Dr. Uhlmann was a close colleague and friend to the Society, known to many as a superb teacher, adept practitioner, wonderful host, and a person of all-around excellent judgment.  Through government service and first-rate writing, he enriched the nation that he loved.

Along with the Claremont Institute, his friends, former students, and surviving family, we express our heartfelt affection for Michael and our sorrow at his passing. He will be sorely missed.

* * *

One of Professor Uhlmann’s very close friends, James Rockett of San Francisco, shared the following:

The sudden onset of a crippling disorder leading to the unexpected death of Michael Uhlmann has left a void that simply cannot be filled. I count myself to have been blessed by the joy of his friendship and would like to share some personal perspectives on what a remarkable person he was.

Mike’s analytical abilities founded in deeply held bedrock conservative beliefs were unhesitatingly transmitted to all who spent time with him. Whether in his time as a senior government official in the Reagan White House and subsequent Republican administrations, or his time in conservative think tanks or more recently as a professor in Claremont Graduate school, Mike conveyed his thoughts with crystalline clarity and disarming simplicity.

Years ago Mike was in private practice and I retained him to assist with a high profile case. The work he performed seamlessly combined technical legal matters, complex regulatory issues, a mares nest of overlapping regulatory agencies along with pure potentially devastating PR challenges. Mike never flinched, singlehandedly reaching an outcome that to this day is cited as a milestone in banking law. He wasn’t just a good lawyer, he was a brilliant practitioner.

On a personal level Mike never lost any opportunity to assist friends. When I was diagnosed with cancer, a parcel arrived unannounced containing a hand carved statue of St. Peregrine, the patron saint of those diagnosed with cancer. Perfect Uhlmann! He without failure inquired as to my health and offered his support.

Mike was the direct genesis of my involvement in the Federalist Society. One afternoon my phone rang and Mike Uhlmann was on the line. “Jim I would like you and Larry Callaghan to help me create a San Francisco presence of the Federalist Society”, at the time a group very few knew of and nobody in San Francisco would dare venture to consider. This introduction was one of the greatest services that anyone ever did for me. It remains a sealing ribbon on my love and admiration for Michael M. Uhlmann.
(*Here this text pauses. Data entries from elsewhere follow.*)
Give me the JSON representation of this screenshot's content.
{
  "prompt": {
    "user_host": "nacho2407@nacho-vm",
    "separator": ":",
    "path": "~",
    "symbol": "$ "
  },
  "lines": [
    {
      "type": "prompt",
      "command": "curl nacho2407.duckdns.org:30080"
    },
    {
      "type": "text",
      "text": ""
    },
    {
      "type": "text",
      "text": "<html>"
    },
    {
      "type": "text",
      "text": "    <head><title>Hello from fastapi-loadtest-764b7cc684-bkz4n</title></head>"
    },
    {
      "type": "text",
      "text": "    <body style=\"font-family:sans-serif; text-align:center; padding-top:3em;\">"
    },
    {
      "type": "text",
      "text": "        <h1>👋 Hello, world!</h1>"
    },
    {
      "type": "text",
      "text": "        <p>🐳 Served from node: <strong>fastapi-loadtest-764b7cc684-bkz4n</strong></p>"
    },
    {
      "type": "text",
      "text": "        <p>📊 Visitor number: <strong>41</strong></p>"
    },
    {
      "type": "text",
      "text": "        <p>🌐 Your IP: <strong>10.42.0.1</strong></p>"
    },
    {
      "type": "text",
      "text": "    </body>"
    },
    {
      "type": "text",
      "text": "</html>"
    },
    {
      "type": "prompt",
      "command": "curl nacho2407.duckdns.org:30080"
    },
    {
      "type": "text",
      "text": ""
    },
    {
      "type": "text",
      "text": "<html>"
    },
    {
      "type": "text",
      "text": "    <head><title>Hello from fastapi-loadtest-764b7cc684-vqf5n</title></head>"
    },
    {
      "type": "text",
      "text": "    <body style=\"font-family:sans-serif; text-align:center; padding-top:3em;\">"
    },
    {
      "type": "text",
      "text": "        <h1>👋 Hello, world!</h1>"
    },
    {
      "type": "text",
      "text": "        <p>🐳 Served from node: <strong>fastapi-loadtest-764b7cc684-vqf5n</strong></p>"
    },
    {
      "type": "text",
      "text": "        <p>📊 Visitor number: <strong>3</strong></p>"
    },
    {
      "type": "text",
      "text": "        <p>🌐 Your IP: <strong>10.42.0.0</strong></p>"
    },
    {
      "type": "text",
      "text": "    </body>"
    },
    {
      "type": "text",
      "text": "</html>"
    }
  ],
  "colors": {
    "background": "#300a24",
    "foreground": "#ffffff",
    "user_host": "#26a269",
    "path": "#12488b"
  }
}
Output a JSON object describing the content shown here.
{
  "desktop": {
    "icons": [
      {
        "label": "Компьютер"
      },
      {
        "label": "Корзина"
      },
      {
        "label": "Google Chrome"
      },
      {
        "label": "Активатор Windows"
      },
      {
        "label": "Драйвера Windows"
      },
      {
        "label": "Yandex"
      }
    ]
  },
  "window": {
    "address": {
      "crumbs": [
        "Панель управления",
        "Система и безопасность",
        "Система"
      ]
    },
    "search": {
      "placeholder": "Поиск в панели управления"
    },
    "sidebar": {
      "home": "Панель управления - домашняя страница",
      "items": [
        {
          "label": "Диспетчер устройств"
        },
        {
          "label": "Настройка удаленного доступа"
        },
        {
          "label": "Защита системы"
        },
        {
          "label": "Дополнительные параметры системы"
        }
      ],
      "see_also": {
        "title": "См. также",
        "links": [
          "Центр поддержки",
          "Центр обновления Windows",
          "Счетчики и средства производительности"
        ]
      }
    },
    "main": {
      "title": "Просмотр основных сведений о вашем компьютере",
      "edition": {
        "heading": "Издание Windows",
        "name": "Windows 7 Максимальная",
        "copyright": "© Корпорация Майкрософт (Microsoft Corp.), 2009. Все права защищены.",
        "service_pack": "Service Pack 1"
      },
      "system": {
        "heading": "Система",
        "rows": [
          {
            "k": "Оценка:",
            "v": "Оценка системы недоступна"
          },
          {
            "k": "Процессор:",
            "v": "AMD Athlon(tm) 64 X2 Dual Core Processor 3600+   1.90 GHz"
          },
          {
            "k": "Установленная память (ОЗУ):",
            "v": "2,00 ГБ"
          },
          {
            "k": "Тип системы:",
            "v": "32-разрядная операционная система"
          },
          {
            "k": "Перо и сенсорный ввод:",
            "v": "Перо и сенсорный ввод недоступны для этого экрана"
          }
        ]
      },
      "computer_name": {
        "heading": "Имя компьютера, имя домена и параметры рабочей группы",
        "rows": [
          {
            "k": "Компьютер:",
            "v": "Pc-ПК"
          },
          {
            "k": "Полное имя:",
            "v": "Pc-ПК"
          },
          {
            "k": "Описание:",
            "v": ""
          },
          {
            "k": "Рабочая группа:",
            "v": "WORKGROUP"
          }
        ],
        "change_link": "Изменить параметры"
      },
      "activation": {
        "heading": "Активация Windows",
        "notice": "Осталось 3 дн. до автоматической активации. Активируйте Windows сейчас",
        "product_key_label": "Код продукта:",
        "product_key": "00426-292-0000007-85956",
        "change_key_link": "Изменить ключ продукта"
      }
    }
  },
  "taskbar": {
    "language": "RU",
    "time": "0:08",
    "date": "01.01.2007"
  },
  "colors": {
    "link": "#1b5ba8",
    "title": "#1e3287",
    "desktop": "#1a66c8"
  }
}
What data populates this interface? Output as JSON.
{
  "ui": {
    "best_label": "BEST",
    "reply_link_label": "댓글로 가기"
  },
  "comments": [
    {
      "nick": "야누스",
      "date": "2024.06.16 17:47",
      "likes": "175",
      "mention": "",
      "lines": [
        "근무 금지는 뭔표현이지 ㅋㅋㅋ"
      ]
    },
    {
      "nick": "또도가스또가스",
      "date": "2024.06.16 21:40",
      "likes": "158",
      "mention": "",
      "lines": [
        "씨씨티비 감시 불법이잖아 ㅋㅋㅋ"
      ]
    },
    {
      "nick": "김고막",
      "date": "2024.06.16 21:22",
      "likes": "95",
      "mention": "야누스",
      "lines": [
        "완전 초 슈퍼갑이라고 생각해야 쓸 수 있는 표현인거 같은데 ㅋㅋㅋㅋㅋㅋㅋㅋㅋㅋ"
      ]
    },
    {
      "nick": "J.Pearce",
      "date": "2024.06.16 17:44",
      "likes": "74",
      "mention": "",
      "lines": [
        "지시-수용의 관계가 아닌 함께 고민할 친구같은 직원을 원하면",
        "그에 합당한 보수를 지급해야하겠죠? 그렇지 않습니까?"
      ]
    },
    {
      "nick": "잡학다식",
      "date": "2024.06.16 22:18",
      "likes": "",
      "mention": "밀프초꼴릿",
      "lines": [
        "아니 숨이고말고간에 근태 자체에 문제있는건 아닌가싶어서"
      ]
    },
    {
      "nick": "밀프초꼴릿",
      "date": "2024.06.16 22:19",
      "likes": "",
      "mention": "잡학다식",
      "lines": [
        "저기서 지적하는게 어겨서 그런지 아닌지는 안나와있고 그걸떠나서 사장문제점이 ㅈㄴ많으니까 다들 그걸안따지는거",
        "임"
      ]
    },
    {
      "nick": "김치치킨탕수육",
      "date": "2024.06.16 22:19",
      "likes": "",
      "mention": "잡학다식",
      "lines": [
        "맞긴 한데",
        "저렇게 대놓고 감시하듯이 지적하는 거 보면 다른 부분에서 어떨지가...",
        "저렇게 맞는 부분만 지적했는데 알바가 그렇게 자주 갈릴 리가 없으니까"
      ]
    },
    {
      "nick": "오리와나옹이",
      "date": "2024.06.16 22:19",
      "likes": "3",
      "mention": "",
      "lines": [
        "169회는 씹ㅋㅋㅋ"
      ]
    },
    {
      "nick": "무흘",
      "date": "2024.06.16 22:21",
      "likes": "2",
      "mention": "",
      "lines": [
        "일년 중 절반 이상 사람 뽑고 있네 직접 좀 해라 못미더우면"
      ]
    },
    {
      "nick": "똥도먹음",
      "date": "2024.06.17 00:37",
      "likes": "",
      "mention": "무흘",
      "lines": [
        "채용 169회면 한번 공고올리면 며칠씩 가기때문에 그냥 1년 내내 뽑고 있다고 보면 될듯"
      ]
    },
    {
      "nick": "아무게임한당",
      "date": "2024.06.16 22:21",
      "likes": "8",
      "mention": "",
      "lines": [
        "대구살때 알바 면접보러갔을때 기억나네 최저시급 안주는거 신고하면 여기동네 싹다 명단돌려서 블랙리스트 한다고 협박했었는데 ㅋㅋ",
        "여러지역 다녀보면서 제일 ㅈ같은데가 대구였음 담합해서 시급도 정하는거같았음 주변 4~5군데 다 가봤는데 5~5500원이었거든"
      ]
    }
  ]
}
God rest his soul.

* * *

Also from Brigid Flaherty, now a PhD student at Baylor University, who met Michael more recently in her work as Associate Director of the Federalist Society's Faculty Division and a Claremont Publius Fellow:

He was a giant among men, though his greatest aspiration was to be a saint. The best storyteller I ever met, he commanded attention but never failed to give it by listening to others, especially students. I'll remember his hearty laugh, his perfect pronunciation, the mischevous twinkle in his eye when he began to make a controversial-but-true point, and that everything seems more serious in a mimicked German accent. Every moment was a teaching moment--not always about the law, the administrative state, or the Founding, but also vocation, duty, love, and God.

An American Gentleman. The world seems smaller today, but it is better because of Michael Uhlmann.